My team and I regularly meet with customers who ask the same question over and over, “how do we become successful with DevOps-at-scale?” This question is normally followed with a laundry list of “here is what we are doing around…” infrastructure automation, container pilots, continuous integration, test automation, cloud platforms, etc. The brief summary is concluded with comments about how difficult acceptance and adoption of these new tools and practices are. So why is DevOps so difficult to scale?
First off, DevOps is extremely pervasive. Success with DevOps will change or influence nearly every aspect of IT and even many parts of the business. Even setting a simple goal, like “deploy into production every 30 days”, touches software development, testing, operations, infrastructure management, databases, security, compliance, architecture, release management, project management, and more. I believe that everyone “knows” that DevOps is big but until you can map out the end-to-end process and rationalize the associated stakeholder and SME community, getting acceptance and/or adoption of DevOps and Continuous Delivery will be impossible. Success will require the input, expertise, and support of this community. Don’t underestimate the complexity and size of your enterprise value stream; you will need their support to implement tools, set standards, and drive adoption at-scale. Tackle it iteratively and use early wins to generate momentum.

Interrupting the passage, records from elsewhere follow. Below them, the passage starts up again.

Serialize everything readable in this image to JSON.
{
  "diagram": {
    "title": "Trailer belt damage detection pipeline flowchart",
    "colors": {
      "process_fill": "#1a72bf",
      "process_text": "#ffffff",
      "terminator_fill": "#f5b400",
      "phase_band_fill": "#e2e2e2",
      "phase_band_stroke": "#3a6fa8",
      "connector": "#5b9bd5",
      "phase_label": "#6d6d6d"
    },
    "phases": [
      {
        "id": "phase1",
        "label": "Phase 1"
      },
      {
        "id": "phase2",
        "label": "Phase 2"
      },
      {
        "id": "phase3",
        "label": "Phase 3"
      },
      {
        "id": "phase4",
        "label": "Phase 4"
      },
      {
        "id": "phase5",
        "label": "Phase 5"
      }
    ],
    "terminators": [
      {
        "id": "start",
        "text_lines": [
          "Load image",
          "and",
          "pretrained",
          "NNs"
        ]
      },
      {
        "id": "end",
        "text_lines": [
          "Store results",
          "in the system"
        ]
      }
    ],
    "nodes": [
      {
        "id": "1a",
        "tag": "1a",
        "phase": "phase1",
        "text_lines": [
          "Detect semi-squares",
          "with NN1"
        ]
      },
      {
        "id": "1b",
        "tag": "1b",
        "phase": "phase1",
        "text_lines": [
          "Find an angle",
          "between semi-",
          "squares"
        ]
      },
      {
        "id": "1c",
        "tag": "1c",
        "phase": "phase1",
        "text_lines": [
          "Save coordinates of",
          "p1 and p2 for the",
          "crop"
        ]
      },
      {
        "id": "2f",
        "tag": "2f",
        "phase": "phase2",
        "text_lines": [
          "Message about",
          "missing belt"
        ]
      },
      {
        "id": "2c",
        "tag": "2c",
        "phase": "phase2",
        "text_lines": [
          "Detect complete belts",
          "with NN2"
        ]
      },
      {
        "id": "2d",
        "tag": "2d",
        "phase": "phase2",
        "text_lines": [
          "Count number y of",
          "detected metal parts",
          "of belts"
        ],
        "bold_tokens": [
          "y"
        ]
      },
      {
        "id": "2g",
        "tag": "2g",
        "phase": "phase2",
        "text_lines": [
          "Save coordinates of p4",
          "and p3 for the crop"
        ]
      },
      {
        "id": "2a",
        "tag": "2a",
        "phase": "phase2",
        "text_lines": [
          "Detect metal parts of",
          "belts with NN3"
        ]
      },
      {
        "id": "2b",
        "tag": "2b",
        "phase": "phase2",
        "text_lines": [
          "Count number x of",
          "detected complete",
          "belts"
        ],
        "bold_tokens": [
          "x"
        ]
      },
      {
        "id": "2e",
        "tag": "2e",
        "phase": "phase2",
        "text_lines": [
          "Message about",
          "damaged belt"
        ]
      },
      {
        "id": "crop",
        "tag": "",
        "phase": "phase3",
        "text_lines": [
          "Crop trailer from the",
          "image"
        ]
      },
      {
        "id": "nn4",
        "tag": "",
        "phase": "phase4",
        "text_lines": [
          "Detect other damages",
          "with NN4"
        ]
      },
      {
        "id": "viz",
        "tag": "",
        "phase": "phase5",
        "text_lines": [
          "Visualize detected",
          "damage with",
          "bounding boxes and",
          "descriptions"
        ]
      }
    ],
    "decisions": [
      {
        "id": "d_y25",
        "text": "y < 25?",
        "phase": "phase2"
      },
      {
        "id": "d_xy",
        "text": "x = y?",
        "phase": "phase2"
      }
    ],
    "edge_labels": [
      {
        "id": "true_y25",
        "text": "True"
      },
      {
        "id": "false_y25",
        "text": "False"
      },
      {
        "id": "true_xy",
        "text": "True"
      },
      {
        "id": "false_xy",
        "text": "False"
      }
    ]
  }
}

For those just starting DevOps, many will attest to how difficult it is to “get moving” or “continue moving”. The second impediment to DevOps-at-Scale is organizational inertia, or the tendency of an object to keep moving in a straight line at a constant velocity. Human systems naturally gravitate towards stasis, or steady state, because it take less energy and requires less thinking – this is the inertia. DevOps confronts both the status quo and this natural tendency by constantly challenging how you budget, plan, manage, execute, and organize around work. It does this by regularly introducing new tools, practices, and processes design to continuously improve and optimize the deployment value stream. This new “norm” is especially difficult for team members that are comfortable-enough with status-quo and even more difficult for those that feel threatened by change. This is commonly referred to as “changing culture”. Be realistic about pace and be ready to act knowing that more than 80% of your organization is skeptical of success and 10% of those skeptics will outwardly defy change. Use coaches, collaborative design sessions, internal champions, and executive support to encourage participation and ownership in the end state. This will help built momentum.
Lastly, have a vision. It is much easier to build momentum when there is a common, shared vision of where you are going. Too many customers substitute a tactical list of to do items for vision. This makes it extremely difficult to connect the parts, define shared expectations, and understand the value. All “to do” items should be mapped to a targeted near-term objective; each objective should be mapped to one or more organizational processes; each process is linked to annual IT goals that are then connected to enterprise strategy. Without this enterprise lens, it is difficult to map and measure impact to enterprise success or to prioritize tactical projects based on impact. If you cannot demonstrate the relevance of DevOps to the bottom line, it will be difficult if not impossible to get funding and support.
Scaling DevOps, like all organizational change, is a difficult and often slow process. By acknowledging the common challenges outlined above and creating a unified vision of success, you will be well on your way to unlocking the potential of DevOps in your Enterprise.